[Dataset rows for apps and sites]

○ ○ ○

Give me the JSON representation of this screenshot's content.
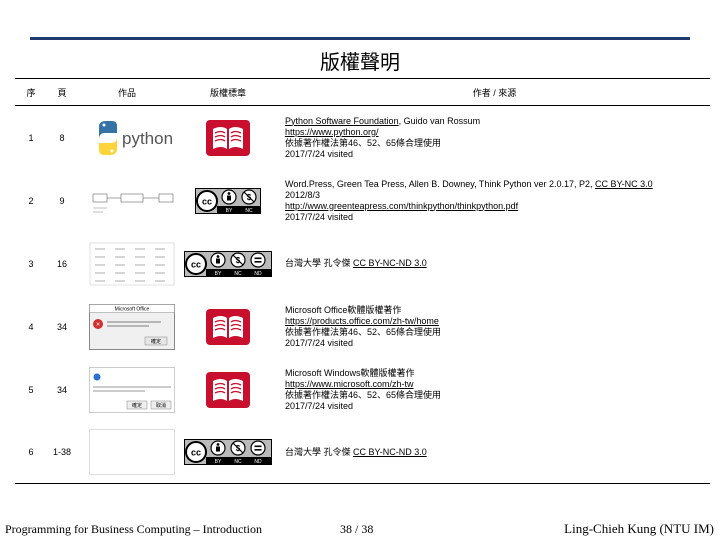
{
  "title": "版權聲明",
  "columns": [
    "序",
    "頁",
    "作品",
    "版權標章",
    "作者 / 來源"
  ],
  "rows": [
    {
      "seq": "1",
      "page": "8",
      "work_icon": "python-logo-icon",
      "license_icon": "copyright-book-icon",
      "lines": [
        {
          "parts": [
            {
              "text": "Python Software Foundation",
              "link": true
            },
            {
              "text": ", Guido van Rossum",
              "link": false
            }
          ]
        },
        {
          "parts": [
            {
              "text": "https://www.python.org/",
              "link": true
            }
          ]
        },
        {
          "parts": [
            {
              "text": "依據著作權法第46、52、65條合理使用",
              "link": false
            }
          ]
        },
        {
          "parts": [
            {
              "text": "2017/7/24 visited",
              "link": false
            }
          ]
        }
      ]
    },
    {
      "seq": "2",
      "page": "9",
      "work_icon": "diagram-thumbnail-icon",
      "license_icon": "cc-by-nc-icon",
      "lines": [
        {
          "parts": [
            {
              "text": "Word.Press, Green Tea Press, Allen B. Downey, Think Python ver 2.0.17, P2, ",
              "link": false
            },
            {
              "text": "CC BY-NC 3.0",
              "link": true
            }
          ]
        },
        {
          "parts": [
            {
              "text": "2012/8/3",
              "link": false
            }
          ]
        },
        {
          "parts": [
            {
              "text": "http://www.greenteapress.com/thinkpython/thinkpython.pdf",
              "link": true
            }
          ]
        },
        {
          "parts": [
            {
              "text": "2017/7/24 visited",
              "link": false
            }
          ]
        }
      ]
    },
    {
      "seq": "3",
      "page": "16",
      "work_icon": "table-thumbnail-icon",
      "license_icon": "cc-by-nc-nd-icon",
      "lines": [
        {
          "parts": [
            {
              "text": "台灣大學 孔令傑 ",
              "link": false
            },
            {
              "text": "CC BY-NC-ND 3.0",
              "link": true
            }
          ]
        }
      ]
    },
    {
      "seq": "4",
      "page": "34",
      "work_icon": "office-error-dialog-thumbnail",
      "license_icon": "copyright-book-icon",
      "lines": [
        {
          "parts": [
            {
              "text": "Microsoft Office軟體版權著作",
              "link": false
            }
          ]
        },
        {
          "parts": [
            {
              "text": "https://products.office.com/zh-tw/home",
              "link": true
            }
          ]
        },
        {
          "parts": [
            {
              "text": "依據著作權法第46、52、65條合理使用",
              "link": false
            }
          ]
        },
        {
          "parts": [
            {
              "text": "2017/7/24 visited",
              "link": false
            }
          ]
        }
      ]
    },
    {
      "seq": "5",
      "page": "34",
      "work_icon": "windows-dialog-thumbnail",
      "license_icon": "copyright-book-icon",
      "lines": [
        {
          "parts": [
            {
              "text": "Microsoft Windows軟體版權著作",
              "link": false
            }
          ]
        },
        {
          "parts": [
            {
              "text": "https://www.microsoft.com/zh-tw",
              "link": true
            }
          ]
        },
        {
          "parts": [
            {
              "text": "依據著作權法第46、52、65條合理使用",
              "link": false
            }
          ]
        },
        {
          "parts": [
            {
              "text": "2017/7/24 visited",
              "link": false
            }
          ]
        }
      ]
    },
    {
      "seq": "6",
      "page": "1-38",
      "work_icon": "blank-thumbnail",
      "license_icon": "cc-by-nc-nd-icon",
      "lines": [
        {
          "parts": [
            {
              "text": "台灣大學 孔令傑 ",
              "link": false
            },
            {
              "text": "CC BY-NC-ND 3.0",
              "link": true
            }
          ]
        }
      ]
    }
  ],
  "footer": {
    "left": "Programming for Business Computing – Introduction",
    "page": "38 / 38",
    "right": "Ling-Chieh Kung (NTU IM)"
  },
  "colors": {
    "rule": "#1e3a6e",
    "book": "#c8102e"
  },
  "thumb_text": {
    "python": "python",
    "office_title": "Microsoft Office",
    "office_button": "確定",
    "win_button1": "確定",
    "win_button2": "取消"
  }
}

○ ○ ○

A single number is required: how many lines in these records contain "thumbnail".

Task solution: 5